The Blue Lagoon (Bláa lónið in Icelandic) is one of Iceland's most popular geothermal areas and it's not hard to imagine why.  The black lava formations and pools of milky blue water are stunning to look at.  Sure it’s touristy, but how lovely to spend time relaxing in the calming, warm, geothermal water.

The Blue Lagoon is located in Grindavik, about a 20 minute drive from Keflavik International Airport, and about a 40 minute drive from downtown Reykjavik.  We timed our visit for when the lagoon first opened for the day, and this gave us plenty of breathing room both in the lagoon and in the change rooms.  By the time we left late in the morning, the lagoon was packed with people, so we were thankful to have arrived early.

The water temperature in the lagoon ranges from 37-39°C (98-102°F).  At the time of our visit, we found the area closest to where you enter the lagoon to be on the cooler end of the spectrum, so we mainly kept our 2 year old in that area so he wouldn't overheat.  The deepest part of the lagoon is just over 5 feet deep, but most of the lagoon is more shallow, so it was easy to carry our son in the water and explore.

The entrance fee is a hefty 30 Euros for adults but children under 14 are free.  For those packing light, swimsuits and towels can be rented for 5 Euros a piece.  Water wings are mandatory for all children under the age of 9 and are provided for use at no charge.  It's pricey, but the on-site cafe has a good variety of fruit, smoothies, skyr (awesome Icelandic yogurt) and other healthy snacks.

Showers are required for all bathers prior to entering the lagoon, and highly recommended afterwards to get off the salt.  Icelanders are accustomed to showering in the nude, but stalls are available for more privacy.  Our son came into the women’s change room with me.  The floors of the showers are very slippery especially for little feet.  The provided high chairs and 'Bumbo' seats were very helpful for keeping our son safe in view while leaving leaving my hands free to have my own shower.

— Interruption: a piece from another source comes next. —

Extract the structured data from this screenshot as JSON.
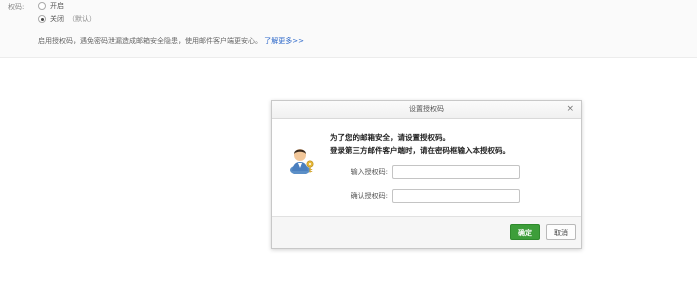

Frankly I was a bit nervous taking our son to the Blue Lagoon.  I wasn't sure he'd enjoy it, I wasn't sure about the logistics of the showers, and with the expensive entrance fee, it felt like a costly gamble.  But I shouldn't have worried.  Our toddler loved our morning lazing about in the lagoon, and to this day when I mention The Blue Lagoon, he smiles and says “blue milk”.

Wednesday, December 7, 2011

Personalized videos from Santa

I love this site! 

Not many of us get the opportunity to take the kids to the North Pole to see Santa in person, so why not enjoy the next best thing.  Check out and Santa will email them their very own personalized video message.  The video is available immediately, and best of all, it's free!

Thursday, December 1, 2011

Bringing car seats on board a plane

Here's a fantastic article by a fellow blogger about bringing car seats on board a plane.  Very comprehensive and informative!

Traveling With Kids: Flying with kids: all about bringing car seats on ...: Bringing a car seat on board a flight for your child to use might seem like a great idea. It gives them somewhere more comfortable to sit, a...